■ **Task objective**
Return all lines of the data in which the string "this" occurs.

::: Records for processing

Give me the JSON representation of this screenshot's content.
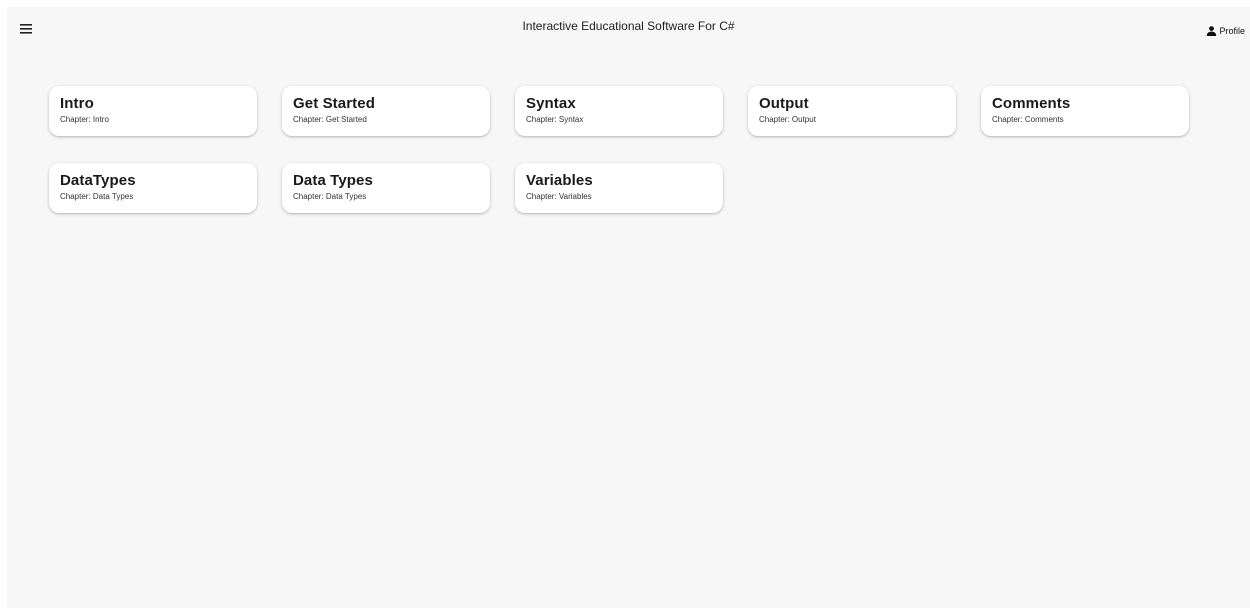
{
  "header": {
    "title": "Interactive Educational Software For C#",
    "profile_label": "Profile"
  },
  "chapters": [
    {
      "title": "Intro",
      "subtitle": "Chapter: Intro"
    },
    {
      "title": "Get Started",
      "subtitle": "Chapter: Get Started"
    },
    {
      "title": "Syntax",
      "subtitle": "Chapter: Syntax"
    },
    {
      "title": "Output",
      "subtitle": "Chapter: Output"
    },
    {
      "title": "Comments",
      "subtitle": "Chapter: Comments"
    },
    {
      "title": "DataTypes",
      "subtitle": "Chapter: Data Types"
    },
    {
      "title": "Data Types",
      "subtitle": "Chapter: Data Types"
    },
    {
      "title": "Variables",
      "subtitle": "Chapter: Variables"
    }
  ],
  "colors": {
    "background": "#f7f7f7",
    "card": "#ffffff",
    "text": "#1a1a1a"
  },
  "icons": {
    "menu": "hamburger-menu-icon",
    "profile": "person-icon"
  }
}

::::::
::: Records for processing

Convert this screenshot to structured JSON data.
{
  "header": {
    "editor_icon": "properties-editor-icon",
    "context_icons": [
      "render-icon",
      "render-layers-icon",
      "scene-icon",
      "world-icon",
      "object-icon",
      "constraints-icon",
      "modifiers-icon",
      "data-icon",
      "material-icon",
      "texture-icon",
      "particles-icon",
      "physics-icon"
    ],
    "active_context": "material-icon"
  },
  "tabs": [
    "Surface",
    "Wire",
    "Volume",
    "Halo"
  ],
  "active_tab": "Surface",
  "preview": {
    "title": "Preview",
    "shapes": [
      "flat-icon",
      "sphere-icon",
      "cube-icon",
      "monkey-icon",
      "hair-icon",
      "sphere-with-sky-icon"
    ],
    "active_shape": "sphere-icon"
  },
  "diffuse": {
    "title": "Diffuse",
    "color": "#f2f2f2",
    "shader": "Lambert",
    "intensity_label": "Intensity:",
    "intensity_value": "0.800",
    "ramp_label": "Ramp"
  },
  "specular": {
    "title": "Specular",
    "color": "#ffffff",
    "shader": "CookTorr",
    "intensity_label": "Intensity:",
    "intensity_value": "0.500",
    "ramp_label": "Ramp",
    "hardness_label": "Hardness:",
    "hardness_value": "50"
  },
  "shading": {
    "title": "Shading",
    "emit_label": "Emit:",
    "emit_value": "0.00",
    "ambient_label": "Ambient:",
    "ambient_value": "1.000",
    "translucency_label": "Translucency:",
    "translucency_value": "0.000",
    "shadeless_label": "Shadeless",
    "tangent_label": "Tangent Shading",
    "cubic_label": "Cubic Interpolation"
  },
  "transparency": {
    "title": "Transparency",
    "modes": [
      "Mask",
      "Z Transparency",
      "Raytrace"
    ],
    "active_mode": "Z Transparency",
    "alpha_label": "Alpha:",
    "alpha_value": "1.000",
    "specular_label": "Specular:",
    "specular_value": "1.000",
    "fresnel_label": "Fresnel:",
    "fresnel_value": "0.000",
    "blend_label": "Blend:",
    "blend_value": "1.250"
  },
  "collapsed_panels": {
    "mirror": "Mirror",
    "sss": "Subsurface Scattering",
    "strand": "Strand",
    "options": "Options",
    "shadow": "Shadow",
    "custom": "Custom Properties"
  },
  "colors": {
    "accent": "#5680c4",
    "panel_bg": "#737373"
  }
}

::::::

■ **Solved exercise**
Give me the JSON representation of this screenshot's content.
Convert this screenshot to structured JSON data.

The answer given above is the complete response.